Friday, March 30, 2012
Business Snatches Up Carp
Blair Jamieson holds a silver carp which feeds on algae and can weigh upward of 20kg.
Almost 20,000 small grass and silver carp are being sent by a fish breeding business to a start-up land-based aquaculture business in Nelson.
If the venture is successful, Warkworth fish breeders Gray and Blair Jamieson say a new $600,000 aquaculture business could be established at Warkworth.
The first 3000 fish were counted and loaded into tanks for the journey to Gardens of the World at Hope, near Nelson.
While some will be used for clearing weed, about 90 per cent will be grown on, probably for supermarkets. Grass carp are a herbivorous Asian fish species. They have been used to clean waterways since being imported in the 1960s, but have not been bred as a food source in aquaculture, Blair Jamieson says.

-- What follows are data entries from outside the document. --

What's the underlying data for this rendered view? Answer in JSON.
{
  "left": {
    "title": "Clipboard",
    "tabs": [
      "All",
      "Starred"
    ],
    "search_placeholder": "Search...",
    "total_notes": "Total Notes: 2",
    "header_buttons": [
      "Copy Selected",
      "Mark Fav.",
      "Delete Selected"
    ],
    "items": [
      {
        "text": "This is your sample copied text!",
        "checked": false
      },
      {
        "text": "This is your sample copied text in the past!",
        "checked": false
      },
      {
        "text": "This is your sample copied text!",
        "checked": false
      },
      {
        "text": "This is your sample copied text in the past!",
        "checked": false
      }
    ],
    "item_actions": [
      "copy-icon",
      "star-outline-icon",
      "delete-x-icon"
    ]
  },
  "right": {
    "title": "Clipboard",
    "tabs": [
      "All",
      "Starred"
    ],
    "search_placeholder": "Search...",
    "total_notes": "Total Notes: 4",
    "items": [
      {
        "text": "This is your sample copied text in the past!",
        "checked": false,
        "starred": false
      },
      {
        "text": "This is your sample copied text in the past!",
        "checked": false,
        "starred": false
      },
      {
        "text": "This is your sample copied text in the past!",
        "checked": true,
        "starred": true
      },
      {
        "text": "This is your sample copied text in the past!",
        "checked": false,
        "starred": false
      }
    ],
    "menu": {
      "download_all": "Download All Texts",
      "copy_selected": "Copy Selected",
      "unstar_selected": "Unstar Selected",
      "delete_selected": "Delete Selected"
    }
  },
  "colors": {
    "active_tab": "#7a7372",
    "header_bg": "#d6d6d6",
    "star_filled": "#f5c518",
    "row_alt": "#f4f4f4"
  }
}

They have advantages over carnivorous aquaculture fish stock which are fed large amounts of fish meal and fish oil processed from mainly wild caught fish.

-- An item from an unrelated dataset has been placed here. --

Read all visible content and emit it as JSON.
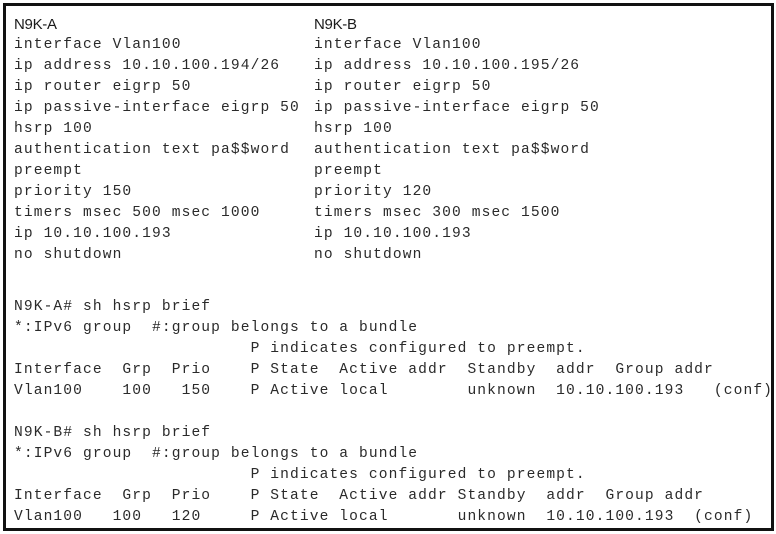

The fish raised by the Jamiesons at New Zealand Waterways Restoration, the only one of its kind in the country, come from fish bred from the original 12 to 15 imports. The Mahurangi Technical Institute at Warkworth was involved in their successful breeding.
Grass carp shouldn't be confused with pest koi carp, Mahurangi Technical Institute director Paul Decker says.

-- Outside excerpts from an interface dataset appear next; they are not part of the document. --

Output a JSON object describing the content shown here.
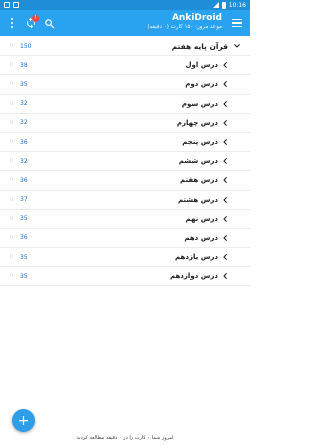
{
  "status_bar": {
    "time": "10:16"
  },
  "app_bar": {
    "title": "AnkiDroid",
    "subtitle": "موعد مرور: ۱۵۰ کارت (۰ دقیقه)",
    "sync_badge": "!"
  },
  "decks": [
    {
      "name": "قرآن پایه هفتم",
      "count": "150",
      "top": true
    },
    {
      "name": "درس اول",
      "count": "38"
    },
    {
      "name": "درس دوم",
      "count": "35"
    },
    {
      "name": "درس سوم",
      "count": "32"
    },
    {
      "name": "درس چهارم",
      "count": "32"
    },
    {
      "name": "درس پنجم",
      "count": "36"
    },
    {
      "name": "درس ششم",
      "count": "32"
    },
    {
      "name": "درس هفتم",
      "count": "36"
    },
    {
      "name": "درس هشتم",
      "count": "37"
    },
    {
      "name": "درس نهم",
      "count": "35"
    },
    {
      "name": "درس دهم",
      "count": "36"
    },
    {
      "name": "درس یازدهم",
      "count": "35"
    },
    {
      "name": "درس دوازدهم",
      "count": "35"
    }
  ],
  "fab_label": "+",
  "footer": "امروز شما ۰ کارت را در ۰ دقیقه مطالعه کردید",
  "colors": {
    "status_bar": "#1e8fd6",
    "app_bar": "#29a3f0",
    "due_count": "#1f6dd3",
    "fab": "#2f9ee9"
  }
}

New Zealand conditions are at the bottom end of their survival range and they are considered sterile here in the wild, needing specialist help to breed, says Mr Decker, a partner in the venture.
Grass carp can reach about 18kg. Silver carp, which eat only algae, can weigh slightly more. When grass carp have escaped, as they did in the Waikato River in the 1980s, they failed to breed, Mr Decker says. That's backed by the National Institute of Water and Atmospheric Research.
While many of the Jamiesons' clients are councils, they also undertake clearing of water bodies for private owners. That includes South Head's Lake Kereta which in 2008 was 75 per cent covered in hornwort weed up to 2m high. A recent NIWA report confirms 99.9 per cent of the weed is gone.
Grass and silver carp come under the Conservation Department's permitting system with permits generally costing up to $2000, Blair Jamieson says.
Although there have been instances when permits have been much higher, with permit conditions often prohibitive, he says.
Restrictions are needed, including those to protect native plants which native species like eels feed on, DOC spokeswoman Amy Cameron says.
But the department's concerns about grass carp aren't shared by the Royal Forest and Bird Protection Society.
"We don't have any serious issues with grass carp," Forest and Bird Auckland and Northland officer Nick Beveridge says.
"They don't breed here, nor do silver carp."
Written by Delwyn Dickey@Stuff.co.nz